## EXERCISE:
Wherever "Users" shows up in the records below, copy the whole line.

Entries from a dataset of interfaces
╔══

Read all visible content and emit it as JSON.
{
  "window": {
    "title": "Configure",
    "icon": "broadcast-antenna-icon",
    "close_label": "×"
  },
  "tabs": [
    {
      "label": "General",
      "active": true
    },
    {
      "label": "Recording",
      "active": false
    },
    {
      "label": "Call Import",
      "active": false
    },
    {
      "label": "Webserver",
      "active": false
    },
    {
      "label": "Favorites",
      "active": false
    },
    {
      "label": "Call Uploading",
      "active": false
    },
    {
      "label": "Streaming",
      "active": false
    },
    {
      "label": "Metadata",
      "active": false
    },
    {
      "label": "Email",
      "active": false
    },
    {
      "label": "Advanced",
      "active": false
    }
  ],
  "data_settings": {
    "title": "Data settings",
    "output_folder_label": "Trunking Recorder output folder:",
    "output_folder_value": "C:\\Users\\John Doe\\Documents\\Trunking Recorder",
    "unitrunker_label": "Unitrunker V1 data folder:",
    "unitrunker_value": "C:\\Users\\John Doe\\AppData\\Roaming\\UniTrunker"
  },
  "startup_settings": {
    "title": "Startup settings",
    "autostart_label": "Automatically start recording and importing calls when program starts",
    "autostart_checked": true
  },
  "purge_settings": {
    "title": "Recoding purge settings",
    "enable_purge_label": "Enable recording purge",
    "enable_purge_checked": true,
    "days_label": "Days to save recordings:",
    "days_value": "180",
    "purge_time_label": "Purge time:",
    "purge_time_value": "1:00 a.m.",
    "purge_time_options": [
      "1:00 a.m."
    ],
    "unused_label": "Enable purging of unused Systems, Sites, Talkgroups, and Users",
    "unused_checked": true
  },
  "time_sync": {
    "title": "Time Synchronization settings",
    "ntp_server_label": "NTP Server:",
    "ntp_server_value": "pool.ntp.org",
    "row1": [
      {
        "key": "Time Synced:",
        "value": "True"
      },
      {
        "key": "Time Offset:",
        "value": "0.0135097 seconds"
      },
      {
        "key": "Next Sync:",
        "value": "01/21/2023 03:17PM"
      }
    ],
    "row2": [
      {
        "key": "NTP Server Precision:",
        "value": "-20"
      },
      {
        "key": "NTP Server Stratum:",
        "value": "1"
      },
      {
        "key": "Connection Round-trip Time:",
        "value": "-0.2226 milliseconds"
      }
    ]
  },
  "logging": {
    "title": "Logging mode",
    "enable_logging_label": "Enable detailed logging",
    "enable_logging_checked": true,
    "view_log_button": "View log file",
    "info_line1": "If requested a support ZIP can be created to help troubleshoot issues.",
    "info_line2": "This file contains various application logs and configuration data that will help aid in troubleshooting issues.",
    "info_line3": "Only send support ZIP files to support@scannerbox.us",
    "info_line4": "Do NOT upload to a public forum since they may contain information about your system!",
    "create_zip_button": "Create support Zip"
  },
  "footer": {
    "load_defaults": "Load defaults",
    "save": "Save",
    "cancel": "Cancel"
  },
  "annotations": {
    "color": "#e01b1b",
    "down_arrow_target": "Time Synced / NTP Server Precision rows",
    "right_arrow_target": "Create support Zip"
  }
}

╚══

## WRITTEN ANSWER:
    "output_folder_value": "C:\\Users\\John Doe\\Documents\\Trunking Recorder",
    "unitrunker_value": "C:\\Users\\John Doe\\AppData\\Roaming\\UniTrunker"
    "unused_label": "Enable purging of unused Systems, Sites, Talkgroups, and Users",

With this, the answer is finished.